Exercise :: Tally how many lines in this material contain the word "Cello", and reply only with the count.

Extracted data ::
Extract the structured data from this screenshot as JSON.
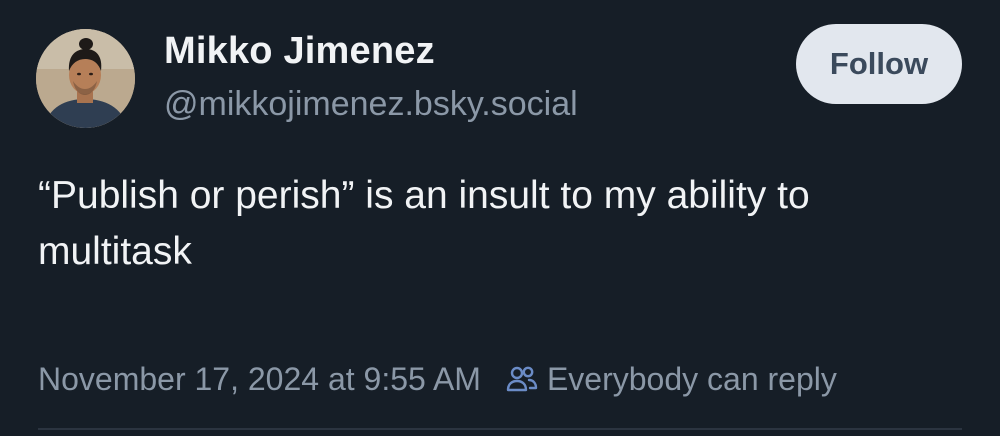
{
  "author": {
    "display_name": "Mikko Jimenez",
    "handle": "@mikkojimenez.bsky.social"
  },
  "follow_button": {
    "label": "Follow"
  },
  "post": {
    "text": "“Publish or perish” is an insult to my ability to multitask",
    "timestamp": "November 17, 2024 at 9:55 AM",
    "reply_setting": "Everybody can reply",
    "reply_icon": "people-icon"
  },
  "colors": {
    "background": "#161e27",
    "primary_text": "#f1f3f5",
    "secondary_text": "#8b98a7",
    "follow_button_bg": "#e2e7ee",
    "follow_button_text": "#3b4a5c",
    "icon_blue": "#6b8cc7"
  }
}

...

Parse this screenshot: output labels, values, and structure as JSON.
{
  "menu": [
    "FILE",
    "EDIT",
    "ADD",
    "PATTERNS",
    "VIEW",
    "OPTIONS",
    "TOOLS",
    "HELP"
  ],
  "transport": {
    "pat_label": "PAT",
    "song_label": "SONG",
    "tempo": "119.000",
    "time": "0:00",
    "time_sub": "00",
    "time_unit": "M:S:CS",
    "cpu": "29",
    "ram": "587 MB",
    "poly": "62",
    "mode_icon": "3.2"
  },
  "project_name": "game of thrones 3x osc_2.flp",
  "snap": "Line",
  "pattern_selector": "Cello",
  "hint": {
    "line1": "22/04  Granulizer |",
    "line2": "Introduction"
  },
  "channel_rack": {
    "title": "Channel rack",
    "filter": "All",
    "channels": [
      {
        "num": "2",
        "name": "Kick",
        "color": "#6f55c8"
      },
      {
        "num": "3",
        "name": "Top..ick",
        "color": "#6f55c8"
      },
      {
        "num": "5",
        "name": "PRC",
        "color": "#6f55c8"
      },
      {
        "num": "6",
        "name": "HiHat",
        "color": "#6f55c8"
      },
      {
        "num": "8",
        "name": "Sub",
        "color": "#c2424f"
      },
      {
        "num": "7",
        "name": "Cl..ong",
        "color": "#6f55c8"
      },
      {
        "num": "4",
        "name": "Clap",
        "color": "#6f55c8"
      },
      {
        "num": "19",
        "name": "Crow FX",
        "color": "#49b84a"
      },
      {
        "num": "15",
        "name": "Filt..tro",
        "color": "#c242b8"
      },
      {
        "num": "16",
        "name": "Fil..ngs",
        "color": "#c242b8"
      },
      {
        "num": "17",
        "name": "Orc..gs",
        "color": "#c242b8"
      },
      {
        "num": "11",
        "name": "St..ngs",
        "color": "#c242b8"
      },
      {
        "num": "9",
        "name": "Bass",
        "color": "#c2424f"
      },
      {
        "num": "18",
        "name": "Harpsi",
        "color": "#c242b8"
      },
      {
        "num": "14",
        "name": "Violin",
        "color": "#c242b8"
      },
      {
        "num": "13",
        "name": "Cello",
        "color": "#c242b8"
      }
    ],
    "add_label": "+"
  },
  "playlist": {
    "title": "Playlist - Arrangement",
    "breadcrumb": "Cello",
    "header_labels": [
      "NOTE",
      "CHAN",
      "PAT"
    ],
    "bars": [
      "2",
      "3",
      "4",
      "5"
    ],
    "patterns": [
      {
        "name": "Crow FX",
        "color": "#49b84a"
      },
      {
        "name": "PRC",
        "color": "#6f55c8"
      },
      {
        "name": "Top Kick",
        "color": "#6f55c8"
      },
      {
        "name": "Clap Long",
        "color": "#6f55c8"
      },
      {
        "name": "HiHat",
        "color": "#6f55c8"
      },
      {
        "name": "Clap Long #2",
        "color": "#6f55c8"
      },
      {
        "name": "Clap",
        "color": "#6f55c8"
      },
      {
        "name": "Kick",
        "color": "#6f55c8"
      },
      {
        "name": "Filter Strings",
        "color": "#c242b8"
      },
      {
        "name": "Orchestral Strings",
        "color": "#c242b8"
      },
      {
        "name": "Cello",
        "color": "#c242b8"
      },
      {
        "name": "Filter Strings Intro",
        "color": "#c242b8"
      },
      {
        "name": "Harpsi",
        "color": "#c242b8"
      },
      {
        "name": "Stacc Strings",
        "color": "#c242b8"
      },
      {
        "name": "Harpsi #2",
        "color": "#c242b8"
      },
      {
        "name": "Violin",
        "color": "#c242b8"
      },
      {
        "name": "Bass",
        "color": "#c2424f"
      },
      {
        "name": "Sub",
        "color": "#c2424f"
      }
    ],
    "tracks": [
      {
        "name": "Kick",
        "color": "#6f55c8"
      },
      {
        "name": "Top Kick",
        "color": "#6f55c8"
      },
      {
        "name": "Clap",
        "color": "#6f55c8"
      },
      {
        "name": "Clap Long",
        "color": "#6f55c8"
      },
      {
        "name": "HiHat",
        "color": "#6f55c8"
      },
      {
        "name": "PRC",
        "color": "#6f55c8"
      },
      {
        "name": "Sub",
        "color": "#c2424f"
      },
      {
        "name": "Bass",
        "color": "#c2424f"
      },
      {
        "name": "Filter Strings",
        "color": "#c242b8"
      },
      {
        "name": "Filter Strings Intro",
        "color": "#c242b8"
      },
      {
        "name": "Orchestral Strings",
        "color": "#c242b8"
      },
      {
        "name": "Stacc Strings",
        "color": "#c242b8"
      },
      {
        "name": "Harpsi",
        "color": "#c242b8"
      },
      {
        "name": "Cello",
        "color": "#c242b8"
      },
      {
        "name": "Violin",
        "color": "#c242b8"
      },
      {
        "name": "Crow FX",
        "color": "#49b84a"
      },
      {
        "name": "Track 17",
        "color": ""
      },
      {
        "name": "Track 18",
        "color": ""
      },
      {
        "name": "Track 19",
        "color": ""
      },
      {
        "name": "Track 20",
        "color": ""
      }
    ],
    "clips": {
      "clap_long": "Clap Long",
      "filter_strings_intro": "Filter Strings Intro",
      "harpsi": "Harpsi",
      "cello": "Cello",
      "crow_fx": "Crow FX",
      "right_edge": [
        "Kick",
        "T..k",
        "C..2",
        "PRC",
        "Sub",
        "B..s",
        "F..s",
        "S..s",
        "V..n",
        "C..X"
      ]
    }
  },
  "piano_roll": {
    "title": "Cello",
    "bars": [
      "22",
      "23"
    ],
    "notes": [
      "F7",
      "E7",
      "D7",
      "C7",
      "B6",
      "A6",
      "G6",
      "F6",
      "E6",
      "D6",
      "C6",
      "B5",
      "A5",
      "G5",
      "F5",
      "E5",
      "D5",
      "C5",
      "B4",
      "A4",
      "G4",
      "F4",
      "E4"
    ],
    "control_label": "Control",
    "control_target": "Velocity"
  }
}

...

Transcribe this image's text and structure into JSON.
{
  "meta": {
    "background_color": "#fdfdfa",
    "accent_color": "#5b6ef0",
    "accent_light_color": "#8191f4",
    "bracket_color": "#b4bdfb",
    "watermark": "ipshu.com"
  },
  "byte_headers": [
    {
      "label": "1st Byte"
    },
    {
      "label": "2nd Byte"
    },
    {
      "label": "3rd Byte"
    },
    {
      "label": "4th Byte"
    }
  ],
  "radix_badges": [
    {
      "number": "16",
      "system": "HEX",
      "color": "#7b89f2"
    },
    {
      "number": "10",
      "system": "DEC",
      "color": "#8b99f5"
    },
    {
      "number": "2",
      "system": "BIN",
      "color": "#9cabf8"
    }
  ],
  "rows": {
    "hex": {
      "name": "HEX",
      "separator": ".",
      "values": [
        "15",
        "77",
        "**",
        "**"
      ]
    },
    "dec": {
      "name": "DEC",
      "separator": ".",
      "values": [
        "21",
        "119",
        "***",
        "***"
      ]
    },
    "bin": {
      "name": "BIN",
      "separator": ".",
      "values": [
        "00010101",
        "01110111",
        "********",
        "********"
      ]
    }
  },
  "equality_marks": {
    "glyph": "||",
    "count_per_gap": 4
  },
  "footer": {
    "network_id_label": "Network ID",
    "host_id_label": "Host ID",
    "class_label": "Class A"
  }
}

Task answer :: 7